U.S. stocks opened higher Monday, led by health care and utilities companies, rebounding after three weeks of losses. Investors will be focusing on the Federal Reserve this week. Policymakers begin a two-day meeting Tuesday and may signal that they are considering raising interest rates for the first time in almost a decade.
The Standard & Poor's 500 index (SPX) gained 18.37 points, or 0.9 percent, 2,071.77 as of 10:55 a.m. Eastern. The Dow Jones industrial average (DJI) rose 167.42 points, or 0.9 percent, to 17,916.73. The Nasdaq composite (COMP) climbed 38.59 points, or 0.8 percent, to 4,911.06.
Investors' focus for much of the early part of this week will be the Fed. Policymakers start a two-day meeting Tuesday and many expect the U.S. central bank will signal in a statement after the meeting that they are considering raising interest rates later this year.

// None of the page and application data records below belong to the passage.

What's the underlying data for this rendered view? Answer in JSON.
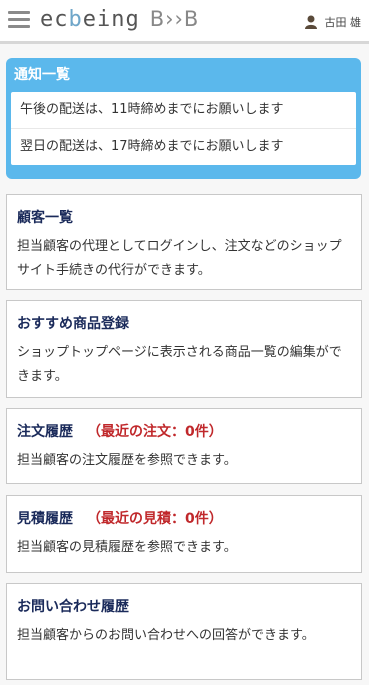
{
  "header": {
    "logo": {
      "ec": "ec",
      "b_accent": "b",
      "eing": "eing",
      "b2b": "B››B"
    },
    "user_name": "古田 雄"
  },
  "notices": {
    "title": "通知一覧",
    "items": [
      "午後の配送は、11時締めまでにお願いします",
      "翌日の配送は、17時締めまでにお願いします"
    ]
  },
  "cards": [
    {
      "title": "顧客一覧",
      "count": "",
      "desc": "担当顧客の代理としてログインし、注文などのショップサイト手続きの代行ができます。"
    },
    {
      "title": "おすすめ商品登録",
      "count": "",
      "desc": "ショップトップページに表示される商品一覧の編集ができます。"
    },
    {
      "title": "注文履歴",
      "count": "（最近の注文：0件）",
      "desc": "担当顧客の注文履歴を参照できます。"
    },
    {
      "title": "見積履歴",
      "count": "（最近の見積：0件）",
      "desc": "担当顧客の見積履歴を参照できます。"
    },
    {
      "title": "お問い合わせ履歴",
      "count": "",
      "desc": "担当顧客からのお問い合わせへの回答ができます。"
    }
  ],
  "colors": {
    "notice_bg": "#5bb8ec",
    "title_color": "#1a2a5a",
    "count_color": "#c0282b"
  }
}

Policymakers have said they would be "patient" when it came to raising interest rates. Investors are watching to see if the Fed removes that word from its next statement.
The Fed has kept its benchmark lending rate near zero for more than six years, underpinning a strong rally in U.S. stocks.
U.S. industrial production edged up slightly in February, as a big surge by utilities due to a cold winter offset a third straight decline in factory output.
The Federal Reserve says that overall industrial production rose 0.1 percent in February following a 0.3 percent fall in January. Manufacturing growth has slowed over the past six months. U.S. producers have had to contend with a rising dollar, which makes their goods more expensive in foreign markets.
The Fed meeting will "undoubtedly" be the week's highlight for investors, Michael Every, head of Asia-Pacific financial market research at Rabobank, wrote in a commentary. "We might well say goodbye to the key term 'patience,' which has become a rolling rule of thumb for 'a few more months.' In other words, March could officially open the door to a potential June rate hike."
Germany's DAX rose 1.5 percent to 12,036.12, the first time it has traded above 12,000. France's CAC 40 rose 0.6 percent to 5,038, while Britain's FTSE 100 rose 0.5 percent to 6,771. European stocks have surged this year after the European Central Bank announced that it would introduce more stimulus to revive the region's slumping economy.
Benchmark U.S. crude fell $1.19 to $43.62 a barrel on the New York Mercantile Exchange, after falling earlier to its lowest level in six years. The contract fell $2.21 to close at $44.84 a barrel on Friday. Brent crude, the international benchmark, dropped $1.36 to $53.66 a barrel in London.
In bond trading, prices rose slightly. The yield on the 10-year Treasury note dropped to 2.07 percent from 2.12 percent on Friday.
The euro strengthened to $1.0609 from $1.0497 Friday. The dollar weakened to 121.16 yen from 121.40 yen.